## Assignment:
Write each entry down again precisely, skipping nothing.
______
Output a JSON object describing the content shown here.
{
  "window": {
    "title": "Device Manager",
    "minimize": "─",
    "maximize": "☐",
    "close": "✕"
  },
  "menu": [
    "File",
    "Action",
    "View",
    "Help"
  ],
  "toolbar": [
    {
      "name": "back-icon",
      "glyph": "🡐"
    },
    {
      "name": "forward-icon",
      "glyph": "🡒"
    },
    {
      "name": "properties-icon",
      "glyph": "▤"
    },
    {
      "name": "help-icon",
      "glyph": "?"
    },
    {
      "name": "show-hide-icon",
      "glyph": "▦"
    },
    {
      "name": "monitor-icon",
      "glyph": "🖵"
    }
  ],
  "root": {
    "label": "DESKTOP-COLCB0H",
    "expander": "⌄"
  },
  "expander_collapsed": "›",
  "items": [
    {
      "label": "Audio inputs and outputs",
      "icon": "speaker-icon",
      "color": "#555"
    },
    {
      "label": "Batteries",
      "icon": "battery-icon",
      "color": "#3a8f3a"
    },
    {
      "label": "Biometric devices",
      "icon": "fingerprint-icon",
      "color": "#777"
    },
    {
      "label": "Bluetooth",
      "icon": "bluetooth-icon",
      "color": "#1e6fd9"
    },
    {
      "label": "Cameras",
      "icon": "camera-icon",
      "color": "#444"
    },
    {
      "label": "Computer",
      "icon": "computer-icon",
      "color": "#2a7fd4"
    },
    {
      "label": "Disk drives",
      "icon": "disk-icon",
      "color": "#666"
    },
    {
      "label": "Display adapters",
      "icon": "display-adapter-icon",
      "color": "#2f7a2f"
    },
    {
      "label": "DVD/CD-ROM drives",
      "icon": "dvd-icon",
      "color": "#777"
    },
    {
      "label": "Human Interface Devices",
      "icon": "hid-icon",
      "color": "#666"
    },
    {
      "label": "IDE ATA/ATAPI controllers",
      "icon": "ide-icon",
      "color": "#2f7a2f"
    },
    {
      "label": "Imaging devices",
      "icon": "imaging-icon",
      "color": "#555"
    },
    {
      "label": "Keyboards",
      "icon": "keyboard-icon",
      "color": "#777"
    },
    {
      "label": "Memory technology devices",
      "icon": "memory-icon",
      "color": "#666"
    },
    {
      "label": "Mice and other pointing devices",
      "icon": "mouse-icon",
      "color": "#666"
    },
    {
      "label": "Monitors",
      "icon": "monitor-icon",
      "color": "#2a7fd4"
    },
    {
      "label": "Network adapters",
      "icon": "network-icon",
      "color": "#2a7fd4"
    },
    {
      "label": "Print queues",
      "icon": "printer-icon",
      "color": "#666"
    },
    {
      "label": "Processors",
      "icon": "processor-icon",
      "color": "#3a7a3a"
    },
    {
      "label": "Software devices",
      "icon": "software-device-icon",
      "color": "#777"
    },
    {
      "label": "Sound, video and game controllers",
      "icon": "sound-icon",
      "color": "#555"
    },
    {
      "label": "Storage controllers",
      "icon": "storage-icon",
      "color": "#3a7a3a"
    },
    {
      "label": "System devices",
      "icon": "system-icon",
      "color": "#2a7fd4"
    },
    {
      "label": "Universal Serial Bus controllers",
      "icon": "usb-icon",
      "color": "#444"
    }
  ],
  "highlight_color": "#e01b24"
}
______
## Result below:
Output a JSON object describing the content shown here.
{
  "window": {
    "title": "Device Manager",
    "minimize": "─",
    "maximize": "☐",
    "close": "✕"
  },
  "menu": [
    "File",
    "Action",
    "View",
    "Help"
  ],
  "toolbar": [
    {
      "name": "back-icon",
      "glyph": "🡐"
    },
    {
      "name": "forward-icon",
      "glyph": "🡒"
    },
    {
      "name": "properties-icon",
      "glyph": "▤"
    },
    {
      "name": "help-icon",
      "glyph": "?"
    },
    {
      "name": "show-hide-icon",
      "glyph": "▦"
    },
    {
      "name": "monitor-icon",
      "glyph": "🖵"
    }
  ],
  "root": {
    "label": "DESKTOP-COLCB0H",
    "expander": "⌄"
  },
  "expander_collapsed": "›",
  "items": [
    {
      "label": "Audio inputs and outputs",
      "icon": "speaker-icon",
      "color": "#555"
    },
    {
      "label": "Batteries",
      "icon": "battery-icon",
      "color": "#3a8f3a"
    },
    {
      "label": "Biometric devices",
      "icon": "fingerprint-icon",
      "color": "#777"
    },
    {
      "label": "Bluetooth",
      "icon": "bluetooth-icon",
      "color": "#1e6fd9"
    },
    {
      "label": "Cameras",
      "icon": "camera-icon",
      "color": "#444"
    },
    {
      "label": "Computer",
      "icon": "computer-icon",
      "color": "#2a7fd4"
    },
    {
      "label": "Disk drives",
      "icon": "disk-icon",
      "color": "#666"
    },
    {
      "label": "Display adapters",
      "icon": "display-adapter-icon",
      "color": "#2f7a2f"
    },
    {
      "label": "DVD/CD-ROM drives",
      "icon": "dvd-icon",
      "color": "#777"
    },
    {
      "label": "Human Interface Devices",
      "icon": "hid-icon",
      "color": "#666"
    },
    {
      "label": "IDE ATA/ATAPI controllers",
      "icon": "ide-icon",
      "color": "#2f7a2f"
    },
    {
      "label": "Imaging devices",
      "icon": "imaging-icon",
      "color": "#555"
    },
    {
      "label": "Keyboards",
      "icon": "keyboard-icon",
      "color": "#777"
    },
    {
      "label": "Memory technology devices",
      "icon": "memory-icon",
      "color": "#666"
    },
    {
      "label": "Mice and other pointing devices",
      "icon": "mouse-icon",
      "color": "#666"
    },
    {
      "label": "Monitors",
      "icon": "monitor-icon",
      "color": "#2a7fd4"
    },
    {
      "label": "Network adapters",
      "icon": "network-icon",
      "color": "#2a7fd4"
    },
    {
      "label": "Print queues",
      "icon": "printer-icon",
      "color": "#666"
    },
    {
      "label": "Processors",
      "icon": "processor-icon",
      "color": "#3a7a3a"
    },
    {
      "label": "Software devices",
      "icon": "software-device-icon",
      "color": "#777"
    },
    {
      "label": "Sound, video and game controllers",
      "icon": "sound-icon",
      "color": "#555"
    },
    {
      "label": "Storage controllers",
      "icon": "storage-icon",
      "color": "#3a7a3a"
    },
    {
      "label": "System devices",
      "icon": "system-icon",
      "color": "#2a7fd4"
    },
    {
      "label": "Universal Serial Bus controllers",
      "icon": "usb-icon",
      "color": "#444"
    }
  ],
  "highlight_color": "#e01b24"
}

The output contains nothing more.